**Task objective:** Output the records that follow exactly as they are written.

**Dataset rows describing interfaces:**
——

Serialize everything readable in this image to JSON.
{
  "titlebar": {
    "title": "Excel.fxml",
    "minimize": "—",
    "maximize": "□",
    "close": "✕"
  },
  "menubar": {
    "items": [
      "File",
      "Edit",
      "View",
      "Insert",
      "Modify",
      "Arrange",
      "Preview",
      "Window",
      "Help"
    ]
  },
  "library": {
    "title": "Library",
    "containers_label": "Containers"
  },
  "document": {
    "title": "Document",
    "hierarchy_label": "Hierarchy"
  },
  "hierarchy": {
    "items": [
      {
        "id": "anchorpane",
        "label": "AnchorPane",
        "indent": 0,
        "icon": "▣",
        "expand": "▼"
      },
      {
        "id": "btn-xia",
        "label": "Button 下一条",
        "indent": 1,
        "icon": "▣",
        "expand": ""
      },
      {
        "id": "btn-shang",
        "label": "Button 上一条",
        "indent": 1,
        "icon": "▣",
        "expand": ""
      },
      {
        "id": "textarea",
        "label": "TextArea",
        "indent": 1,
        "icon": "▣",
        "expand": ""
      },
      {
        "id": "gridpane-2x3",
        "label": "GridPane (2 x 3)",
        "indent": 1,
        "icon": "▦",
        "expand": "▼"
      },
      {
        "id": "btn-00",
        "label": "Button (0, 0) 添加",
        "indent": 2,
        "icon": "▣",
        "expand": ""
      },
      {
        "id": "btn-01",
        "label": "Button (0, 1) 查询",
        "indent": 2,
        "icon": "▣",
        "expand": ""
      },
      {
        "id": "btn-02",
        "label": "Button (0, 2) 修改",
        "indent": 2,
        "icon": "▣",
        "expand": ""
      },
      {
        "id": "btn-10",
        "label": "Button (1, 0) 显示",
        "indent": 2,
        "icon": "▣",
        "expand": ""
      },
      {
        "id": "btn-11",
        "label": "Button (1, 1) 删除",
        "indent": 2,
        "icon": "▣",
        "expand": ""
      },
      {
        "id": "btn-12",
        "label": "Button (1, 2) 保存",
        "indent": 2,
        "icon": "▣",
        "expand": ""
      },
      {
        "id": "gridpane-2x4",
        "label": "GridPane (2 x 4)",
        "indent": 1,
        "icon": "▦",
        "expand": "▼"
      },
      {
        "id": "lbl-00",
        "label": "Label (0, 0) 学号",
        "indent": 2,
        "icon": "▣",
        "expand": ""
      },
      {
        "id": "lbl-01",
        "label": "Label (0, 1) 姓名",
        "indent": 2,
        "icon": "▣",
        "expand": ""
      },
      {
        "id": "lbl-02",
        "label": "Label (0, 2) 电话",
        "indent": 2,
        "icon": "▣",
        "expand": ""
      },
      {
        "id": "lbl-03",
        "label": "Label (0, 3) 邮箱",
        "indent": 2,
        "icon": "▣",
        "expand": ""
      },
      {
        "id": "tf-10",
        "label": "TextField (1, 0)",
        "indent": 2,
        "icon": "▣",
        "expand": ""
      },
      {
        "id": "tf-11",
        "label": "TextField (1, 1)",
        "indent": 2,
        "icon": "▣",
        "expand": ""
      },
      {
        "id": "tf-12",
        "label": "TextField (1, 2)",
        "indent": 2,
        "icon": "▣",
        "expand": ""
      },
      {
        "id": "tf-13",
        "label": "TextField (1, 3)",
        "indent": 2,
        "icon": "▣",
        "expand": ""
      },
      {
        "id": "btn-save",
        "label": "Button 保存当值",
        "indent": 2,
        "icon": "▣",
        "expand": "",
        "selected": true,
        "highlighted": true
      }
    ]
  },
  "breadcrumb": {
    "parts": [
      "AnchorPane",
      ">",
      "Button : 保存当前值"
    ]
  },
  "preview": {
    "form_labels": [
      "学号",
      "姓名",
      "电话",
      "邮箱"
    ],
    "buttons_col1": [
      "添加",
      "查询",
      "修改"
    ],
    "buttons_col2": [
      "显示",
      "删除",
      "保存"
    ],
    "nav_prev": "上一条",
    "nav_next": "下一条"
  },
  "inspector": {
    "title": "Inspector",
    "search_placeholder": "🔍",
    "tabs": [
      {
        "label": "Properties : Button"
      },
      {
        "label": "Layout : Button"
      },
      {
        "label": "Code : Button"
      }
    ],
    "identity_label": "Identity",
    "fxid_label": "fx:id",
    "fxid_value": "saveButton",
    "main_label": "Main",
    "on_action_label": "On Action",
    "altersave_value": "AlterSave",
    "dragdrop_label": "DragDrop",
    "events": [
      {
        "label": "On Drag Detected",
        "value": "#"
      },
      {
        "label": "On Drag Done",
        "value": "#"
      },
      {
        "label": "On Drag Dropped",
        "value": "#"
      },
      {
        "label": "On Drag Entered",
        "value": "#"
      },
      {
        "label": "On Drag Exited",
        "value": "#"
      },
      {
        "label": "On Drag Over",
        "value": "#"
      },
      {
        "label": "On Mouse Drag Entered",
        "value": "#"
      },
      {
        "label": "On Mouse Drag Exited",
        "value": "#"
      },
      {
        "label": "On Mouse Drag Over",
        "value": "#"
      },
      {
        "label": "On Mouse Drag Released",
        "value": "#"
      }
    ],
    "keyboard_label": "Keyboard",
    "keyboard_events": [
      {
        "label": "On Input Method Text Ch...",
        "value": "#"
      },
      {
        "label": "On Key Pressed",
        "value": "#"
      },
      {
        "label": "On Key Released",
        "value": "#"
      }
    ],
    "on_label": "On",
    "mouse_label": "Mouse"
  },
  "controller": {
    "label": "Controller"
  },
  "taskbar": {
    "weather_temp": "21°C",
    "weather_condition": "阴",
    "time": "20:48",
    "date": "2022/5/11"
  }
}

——

**Result of the exercise:**
Serialize everything readable in this image to JSON.
{
  "titlebar": {
    "title": "Excel.fxml",
    "minimize": "—",
    "maximize": "□",
    "close": "✕"
  },
  "menubar": {
    "items": [
      "File",
      "Edit",
      "View",
      "Insert",
      "Modify",
      "Arrange",
      "Preview",
      "Window",
      "Help"
    ]
  },
  "library": {
    "title": "Library",
    "containers_label": "Containers"
  },
  "document": {
    "title": "Document",
    "hierarchy_label": "Hierarchy"
  },
  "hierarchy": {
    "items": [
      {
        "id": "anchorpane",
        "label": "AnchorPane",
        "indent": 0,
        "icon": "▣",
        "expand": "▼"
      },
      {
        "id": "btn-xia",
        "label": "Button 下一条",
        "indent": 1,
        "icon": "▣",
        "expand": ""
      },
      {
        "id": "btn-shang",
        "label": "Button 上一条",
        "indent": 1,
        "icon": "▣",
        "expand": ""
      },
      {
        "id": "textarea",
        "label": "TextArea",
        "indent": 1,
        "icon": "▣",
        "expand": ""
      },
      {
        "id": "gridpane-2x3",
        "label": "GridPane (2 x 3)",
        "indent": 1,
        "icon": "▦",
        "expand": "▼"
      },
      {
        "id": "btn-00",
        "label": "Button (0, 0) 添加",
        "indent": 2,
        "icon": "▣",
        "expand": ""
      },
      {
        "id": "btn-01",
        "label": "Button (0, 1) 查询",
        "indent": 2,
        "icon": "▣",
        "expand": ""
      },
      {
        "id": "btn-02",
        "label": "Button (0, 2) 修改",
        "indent": 2,
        "icon": "▣",
        "expand": ""
      },
      {
        "id": "btn-10",
        "label": "Button (1, 0) 显示",
        "indent": 2,
        "icon": "▣",
        "expand": ""
      },
      {
        "id": "btn-11",
        "label": "Button (1, 1) 删除",
        "indent": 2,
        "icon": "▣",
        "expand": ""
      },
      {
        "id": "btn-12",
        "label": "Button (1, 2) 保存",
        "indent": 2,
        "icon": "▣",
        "expand": ""
      },
      {
        "id": "gridpane-2x4",
        "label": "GridPane (2 x 4)",
        "indent": 1,
        "icon": "▦",
        "expand": "▼"
      },
      {
        "id": "lbl-00",
        "label": "Label (0, 0) 学号",
        "indent": 2,
        "icon": "▣",
        "expand": ""
      },
      {
        "id": "lbl-01",
        "label": "Label (0, 1) 姓名",
        "indent": 2,
        "icon": "▣",
        "expand": ""
      },
      {
        "id": "lbl-02",
        "label": "Label (0, 2) 电话",
        "indent": 2,
        "icon": "▣",
        "expand": ""
      },
      {
        "id": "lbl-03",
        "label": "Label (0, 3) 邮箱",
        "indent": 2,
        "icon": "▣",
        "expand": ""
      },
      {
        "id": "tf-10",
        "label": "TextField (1, 0)",
        "indent": 2,
        "icon": "▣",
        "expand": ""
      },
      {
        "id": "tf-11",
        "label": "TextField (1, 1)",
        "indent": 2,
        "icon": "▣",
        "expand": ""
      },
      {
        "id": "tf-12",
        "label": "TextField (1, 2)",
        "indent": 2,
        "icon": "▣",
        "expand": ""
      },
      {
        "id": "tf-13",
        "label": "TextField (1, 3)",
        "indent": 2,
        "icon": "▣",
        "expand": ""
      },
      {
        "id": "btn-save",
        "label": "Button 保存当值",
        "indent": 2,
        "icon": "▣",
        "expand": "",
        "selected": true,
        "highlighted": true
      }
    ]
  },
  "breadcrumb": {
    "parts": [
      "AnchorPane",
      ">",
      "Button : 保存当前值"
    ]
  },
  "preview": {
    "form_labels": [
      "学号",
      "姓名",
      "电话",
      "邮箱"
    ],
    "buttons_col1": [
      "添加",
      "查询",
      "修改"
    ],
    "buttons_col2": [
      "显示",
      "删除",
      "保存"
    ],
    "nav_prev": "上一条",
    "nav_next": "下一条"
  },
  "inspector": {
    "title": "Inspector",
    "search_placeholder": "🔍",
    "tabs": [
      {
        "label": "Properties : Button"
      },
      {
        "label": "Layout : Button"
      },
      {
        "label": "Code : Button"
      }
    ],
    "identity_label": "Identity",
    "fxid_label": "fx:id",
    "fxid_value": "saveButton",
    "main_label": "Main",
    "on_action_label": "On Action",
    "altersave_value": "AlterSave",
    "dragdrop_label": "DragDrop",
    "events": [
      {
        "label": "On Drag Detected",
        "value": "#"
      },
      {
        "label": "On Drag Done",
        "value": "#"
      },
      {
        "label": "On Drag Dropped",
        "value": "#"
      },
      {
        "label": "On Drag Entered",
        "value": "#"
      },
      {
        "label": "On Drag Exited",
        "value": "#"
      },
      {
        "label": "On Drag Over",
        "value": "#"
      },
      {
        "label": "On Mouse Drag Entered",
        "value": "#"
      },
      {
        "label": "On Mouse Drag Exited",
        "value": "#"
      },
      {
        "label": "On Mouse Drag Over",
        "value": "#"
      },
      {
        "label": "On Mouse Drag Released",
        "value": "#"
      }
    ],
    "keyboard_label": "Keyboard",
    "keyboard_events": [
      {
        "label": "On Input Method Text Ch...",
        "value": "#"
      },
      {
        "label": "On Key Pressed",
        "value": "#"
      },
      {
        "label": "On Key Released",
        "value": "#"
      }
    ],
    "on_label": "On",
    "mouse_label": "Mouse"
  },
  "controller": {
    "label": "Controller"
  },
  "taskbar": {
    "weather_temp": "21°C",
    "weather_condition": "阴",
    "time": "20:48",
    "date": "2022/5/11"
  }
}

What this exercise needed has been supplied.